BRUSSELS, July 29 (Xinhua) -- The recent decision made by leaders of the 27 European Union (EU) member states to endorse a historic recovery package shows Europe's unique strength to invest in a common future, European Commission President Ursula von der Leyen said Wednesday in an op-ed carried by the German newspaper Handelsblatt.
Last week following marathon talks in Brussels, the heads of state and government of the EU members reached an agreement on the bloc's long-term budget worth 1.0743 trillion euros (1.27 trillion U.S. dollars) in conjunction with a 750 billion-euro economic recovery package to help the bloc bounce back from the pandemic-induced recession.
Speaking to German readers via the newspaper, von der Leyen stressed that the deal was "historic," in terms of the size of the recovery package, the way the money will be raised, and how the money will be repaid.
"In past crises, the better off survived while the most vulnerable paid a heavy price. But this time it has to be different. This time we can only get back to our feet if we all pull each other up," von der Leyen wrote, according to an English translation of the op-ed posted on the Commission's website.
Von der Leyen explained that part of the recovery funds will be distributed in grants to member states to finance crucial reforms and investment, which will be tailored to what each country needs and be in line with wider European goals, especially those of the Green Deal.
She also explained that Europe should repay the funds through "new own resources" to "avoid sending a higher bill to Member States in the future."
Responding to questions that "why Germany should raise or repay money with another country thousands of kilometers away," von der Leyen wrote:" Europe's prosperity lies in its unity, its community and its single market. So for us solidarity is actually self-interest and a euro invested in one country is actually a euro invested for all."
She said the long and difficult summit is not a sign of hesitation or weakness, but "the ultimate sign of Europe's unique strength" by being able to finance the recovery and future together.
"And now we need to keep it that way for all by working with governments and parliaments to bring this recovery to life," von der Leyen wrote.
The proportion of the loans and non-payable grants for the 750-billion-euro recovery program was one big sticking point during the talks. Germany and France previously wanted the grants to be 500 billion euros, but were met with opposition from Denmark, the Netherlands, Austria and Sweden, nicknamed "Frugal Four."
In the agreed version, the recovery fund comprises 390 billion euros in grants and 360 billion euros in loans.
As "net contributors" to the EU budget, the "Frugal Four" will be granted higher budget rebates compared with a pre-summit version of the budget proposal, seen as a trade-off.
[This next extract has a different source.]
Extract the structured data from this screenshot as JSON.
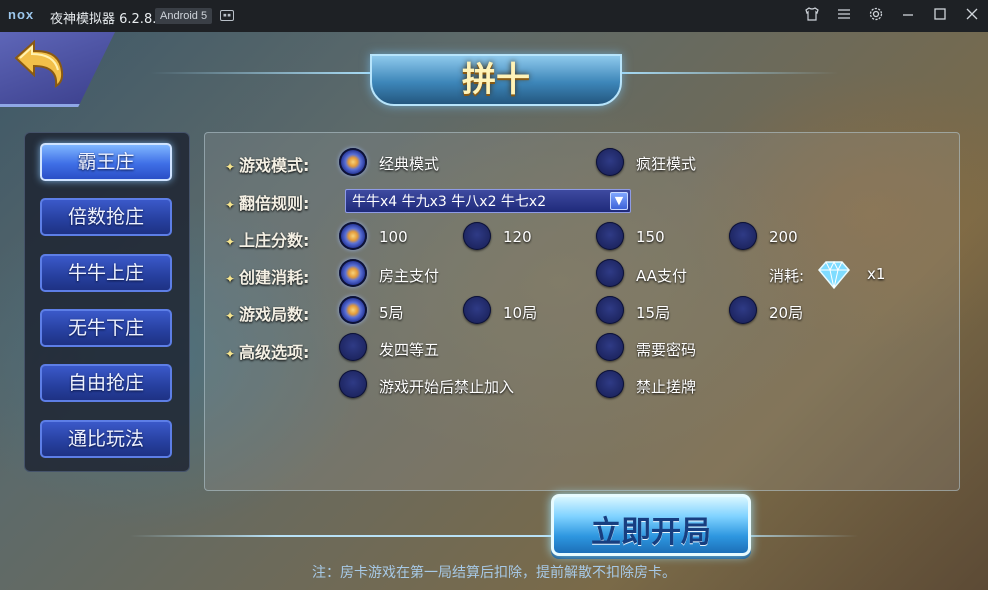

Germany, the biggest net budget contributor of the bloc, will also receive a rebate, but the amount was unchanged from the earlier version of the proposed budget, a result that raised eyebrows among some fiscally conservative Germans. (1 euro = 1.18 U.S. dollars)